RIM has been demonstrating the latest version of its PlayBook OS at CES, and has finally got native PIM applications running on the tablet – including email, contacts and calendar. But the PlayBook goes a good deal further in providing a universal inbox for all one's communications, as well as putting LinkedIn contacts on a par with business associates.
The CrackBerry blog has video showing the new native applications, which include a calendar that RIM calls "people-centric" and a contacts list which is apparently "relationship-centric", so if you're trying to remember when to start a relationship that's probably ideal. The new applications pull their data from the usual sources – notably LinkedIn and Twitter – not via cloud-based corporate aggregator but onto the tablet itself.
The fact that the PlayBook lacked a native email client at launch opened it up to much ridicule, despite RIM's hope that such functionality could be left to an accompanying BlackBerry handset. In RIM's world, every PlayBook owner had a BlackBerry, and the PlayBook's ability to operate as an extended BlackBerry screen rendered a native PIM redundant. Sadly for RIM, it wasn't a world where anyone else lived.
Last month RIM's CEO was forced to deny stories that it was having insurmountable difficulties porting BlackBerry's native email client to BlackBerry 10 OS – formerly known as QNX – which is used on the PlayBook, and at a glance this demonstration might seem belay those stories entirely.
But the native email being demonstrated by RIM is using Microsoft's ActiveSync protocol, and not via RIM's own infrastructure or protocols. And while the company makes great play of integrated social networking, there's no mention (in demonstrations or specifications) of BlackBerry's own, highly successful, messaging service BBM.
PlayBook 2.0 will support remote management with BlackBerry Mobile Fusion and separate work from personal stuff with BlackBerry Balance. Both of these integrate nicely into enterprise device management.
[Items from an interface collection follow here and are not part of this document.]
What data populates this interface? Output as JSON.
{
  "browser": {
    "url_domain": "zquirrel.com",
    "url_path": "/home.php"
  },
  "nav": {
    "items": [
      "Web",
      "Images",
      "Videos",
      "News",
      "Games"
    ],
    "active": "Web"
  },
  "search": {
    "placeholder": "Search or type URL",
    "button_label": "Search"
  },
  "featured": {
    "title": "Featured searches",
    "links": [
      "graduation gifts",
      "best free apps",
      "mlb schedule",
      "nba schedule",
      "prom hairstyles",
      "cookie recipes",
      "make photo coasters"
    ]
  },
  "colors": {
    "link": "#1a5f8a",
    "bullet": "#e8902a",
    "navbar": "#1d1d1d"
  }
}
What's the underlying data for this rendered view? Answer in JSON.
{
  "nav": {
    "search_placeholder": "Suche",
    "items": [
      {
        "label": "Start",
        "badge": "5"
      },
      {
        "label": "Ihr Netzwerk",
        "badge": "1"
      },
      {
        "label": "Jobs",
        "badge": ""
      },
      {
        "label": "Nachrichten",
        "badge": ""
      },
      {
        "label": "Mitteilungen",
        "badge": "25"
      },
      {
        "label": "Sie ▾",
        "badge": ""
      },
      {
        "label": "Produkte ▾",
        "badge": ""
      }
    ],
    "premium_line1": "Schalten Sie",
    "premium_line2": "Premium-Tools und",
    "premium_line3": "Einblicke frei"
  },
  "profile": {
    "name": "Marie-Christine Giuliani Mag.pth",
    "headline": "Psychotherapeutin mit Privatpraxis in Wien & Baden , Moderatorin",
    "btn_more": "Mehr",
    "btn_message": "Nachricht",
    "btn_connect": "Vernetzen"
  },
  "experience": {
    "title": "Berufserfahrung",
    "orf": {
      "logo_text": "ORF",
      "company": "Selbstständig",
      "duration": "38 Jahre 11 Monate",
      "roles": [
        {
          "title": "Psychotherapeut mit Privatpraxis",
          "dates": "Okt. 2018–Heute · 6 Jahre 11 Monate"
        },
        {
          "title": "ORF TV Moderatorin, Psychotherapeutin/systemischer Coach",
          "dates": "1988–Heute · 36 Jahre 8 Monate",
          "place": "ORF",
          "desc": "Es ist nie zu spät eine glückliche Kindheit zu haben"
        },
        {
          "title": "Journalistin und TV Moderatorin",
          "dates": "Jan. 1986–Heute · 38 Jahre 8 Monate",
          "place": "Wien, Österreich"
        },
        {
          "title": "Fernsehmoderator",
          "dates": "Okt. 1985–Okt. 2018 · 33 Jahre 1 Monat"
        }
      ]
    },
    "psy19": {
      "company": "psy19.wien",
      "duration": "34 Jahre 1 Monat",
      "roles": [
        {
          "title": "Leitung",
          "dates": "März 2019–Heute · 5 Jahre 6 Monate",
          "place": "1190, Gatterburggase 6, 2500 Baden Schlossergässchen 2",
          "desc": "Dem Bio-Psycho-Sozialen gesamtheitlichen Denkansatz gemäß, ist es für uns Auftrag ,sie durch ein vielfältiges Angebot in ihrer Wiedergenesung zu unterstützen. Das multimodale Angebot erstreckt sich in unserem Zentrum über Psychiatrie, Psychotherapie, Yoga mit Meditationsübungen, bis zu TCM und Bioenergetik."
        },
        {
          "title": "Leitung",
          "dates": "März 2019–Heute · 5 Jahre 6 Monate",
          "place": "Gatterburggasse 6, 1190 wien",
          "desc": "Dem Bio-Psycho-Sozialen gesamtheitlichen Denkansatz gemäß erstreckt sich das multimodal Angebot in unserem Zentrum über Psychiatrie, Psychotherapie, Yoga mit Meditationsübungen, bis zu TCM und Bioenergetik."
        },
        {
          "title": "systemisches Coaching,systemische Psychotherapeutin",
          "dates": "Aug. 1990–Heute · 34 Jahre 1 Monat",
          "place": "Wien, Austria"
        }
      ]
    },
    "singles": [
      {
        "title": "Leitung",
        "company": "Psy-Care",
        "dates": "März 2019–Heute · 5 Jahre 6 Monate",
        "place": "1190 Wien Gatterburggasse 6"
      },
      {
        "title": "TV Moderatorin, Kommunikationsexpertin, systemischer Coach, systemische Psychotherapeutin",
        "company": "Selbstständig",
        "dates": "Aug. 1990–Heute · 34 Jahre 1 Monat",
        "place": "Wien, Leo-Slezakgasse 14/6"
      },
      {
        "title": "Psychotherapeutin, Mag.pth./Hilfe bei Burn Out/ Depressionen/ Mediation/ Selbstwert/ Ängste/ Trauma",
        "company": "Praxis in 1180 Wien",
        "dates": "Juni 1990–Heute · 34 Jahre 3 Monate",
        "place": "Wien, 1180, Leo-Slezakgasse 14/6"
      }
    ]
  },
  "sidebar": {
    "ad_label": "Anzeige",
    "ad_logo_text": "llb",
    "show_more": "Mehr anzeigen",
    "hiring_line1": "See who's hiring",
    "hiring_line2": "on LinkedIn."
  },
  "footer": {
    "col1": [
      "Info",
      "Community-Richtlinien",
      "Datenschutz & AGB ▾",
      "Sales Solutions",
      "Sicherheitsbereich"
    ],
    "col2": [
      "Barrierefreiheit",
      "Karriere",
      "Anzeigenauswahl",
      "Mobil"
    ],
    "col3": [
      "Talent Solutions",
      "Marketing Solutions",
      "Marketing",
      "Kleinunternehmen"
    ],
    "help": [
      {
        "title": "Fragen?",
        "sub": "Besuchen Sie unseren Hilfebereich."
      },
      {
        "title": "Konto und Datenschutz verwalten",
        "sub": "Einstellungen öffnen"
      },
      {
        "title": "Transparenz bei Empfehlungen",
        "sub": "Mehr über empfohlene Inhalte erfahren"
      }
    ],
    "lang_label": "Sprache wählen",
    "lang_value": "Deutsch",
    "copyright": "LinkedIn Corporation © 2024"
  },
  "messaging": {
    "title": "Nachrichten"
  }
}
There's also a corporate shelf in the application store, so employees can download company-specific applications – all of which is important if the PlayBook is going to make any headway into the enterprise space. ®